Ajax foes want more test blasts
Kamloops’ anti-Ajax activists are calling on the proponents of the proposed copper and gold mine to conduct more test blasting, calling previous efforts “totally inadequate” at predicting the effects of the project on the community.
However, the author of a study the Kamloops Area Preservation Association (KAPA) is using to back up its demand said there is no need for more blasts.
“I do not see the need for more testing.
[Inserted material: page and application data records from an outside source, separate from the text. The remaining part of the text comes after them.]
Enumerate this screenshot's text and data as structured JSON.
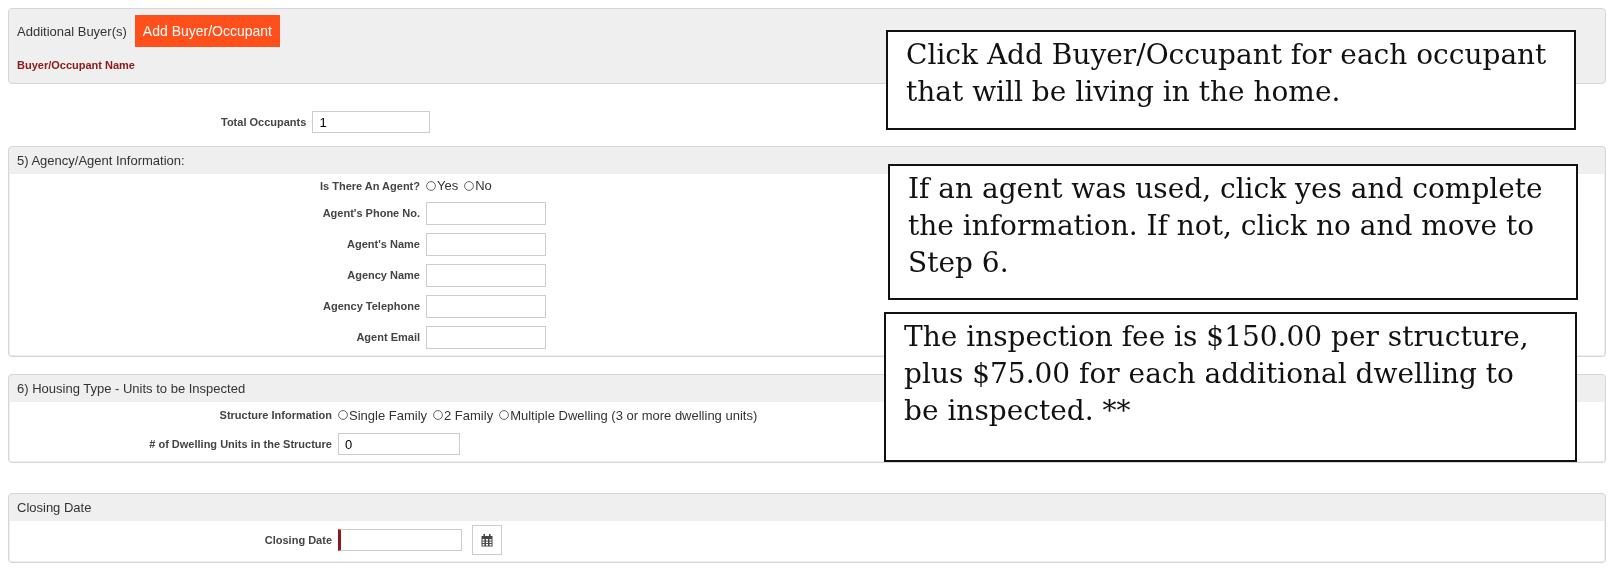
{
  "buyers": {
    "label": "Additional Buyer(s)",
    "add_button": "Add Buyer/Occupant",
    "column": "Buyer/Occupant Name"
  },
  "total_occupants": {
    "label": "Total Occupants",
    "value": "1"
  },
  "agent_section": {
    "title": "5) Agency/Agent Information:",
    "question": "Is There An Agent?",
    "options": [
      {
        "label": "Yes",
        "selected": false
      },
      {
        "label": "No",
        "selected": false
      }
    ],
    "fields": [
      {
        "label": "Agent's Phone No."
      },
      {
        "label": "Agent's Name"
      },
      {
        "label": "Agency Name"
      },
      {
        "label": "Agency Telephone"
      },
      {
        "label": "Agent Email"
      }
    ]
  },
  "housing_section": {
    "title": "6) Housing Type - Units to be Inspected",
    "question": "Structure Information",
    "options": [
      {
        "label": "Single Family",
        "selected": false
      },
      {
        "label": "2 Family",
        "selected": false
      },
      {
        "label": "Multiple Dwelling (3 or more dwelling units)",
        "selected": false
      }
    ],
    "units": {
      "label": "# of Dwelling Units in the Structure",
      "value": "0"
    }
  },
  "closing_section": {
    "title": "Closing Date",
    "label": "Closing Date",
    "required": true
  },
  "callouts": [
    {
      "text": "Click Add Buyer/Occupant for each occupant that will be living in the home."
    },
    {
      "text": "If an agent was used, click yes and complete the information. If not, click no and move to Step 6."
    },
    {
      "text": "The inspection fee is $150.00 per structure, plus $75.00 for each additional dwelling to be inspected. **"
    }
  ]
}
It really will not provide any more information,” Dr. Takis Katsabanis, an associate professor of mining engineering at Queen’s University, told KTW via email.
KAPA spokesman John Schleiermacher said previous blast tests, conducted in February 2011, weren’t representative of what Kamloopsians living closest to the mine would have to live with on a daily basis.
“They did it in the middle of the week, in the middle of the winter, when nobody was around to have a full assessment of what the impact of that blast was,” he said.
KAPA was able to obtain a copy of the Ajax blasting report from the provincial Environmental Assessment Office (EAO).
Schleiermacher said it shows the test blast was only a fraction of the size of the blasts that will occur at the site.
He said KGHM Ajax needs to conduct larger blasts that will model “extreme” work done at the Ajax site south of Aberdeen.
He said the company also needs to give the community notice that blasting will occur so people can judge the effects for themselves.
Schleiermacher cited Katsabanis’ report, produced for the Canadian Explosives Research Laboratory (CERL) at the request of the Canadian Environmental Assessment Agency, which he said showed the need for more blasting tests.
“Our experts have identified many inadequacies of this test blast,” Schliermacher said. “So, the EAO is basically going to allow an inadequate test blast.”
But, Katsabanis said his report actually concludes the opposite — that the experiments KGHM Ajax has done provide enough information to predict the effects of other blasting at other locations around the site.
CERL, which did its own review of the blasting data, reached the same conclusion.
“Basing decisions on a single, larger production test blast would serve little purpose,” wrote Bert von Rosen, head of the laboratory’s explosion effects group, in a letter posted on the B.C. Environmental Assessment Office website.
Von Rosen said the computer modelling KGHM Ajax plans to do with its test data “is a credible means of establishing potential hazards to the local community.”
Norm Thompson, community relations manager for KGHM Ajax, said more test blasts could still happen.
“We haven’t ruled out anything at this point.
“We still need to understand the geological makeup of the whole site, and we’re still trying to determine that,” he said.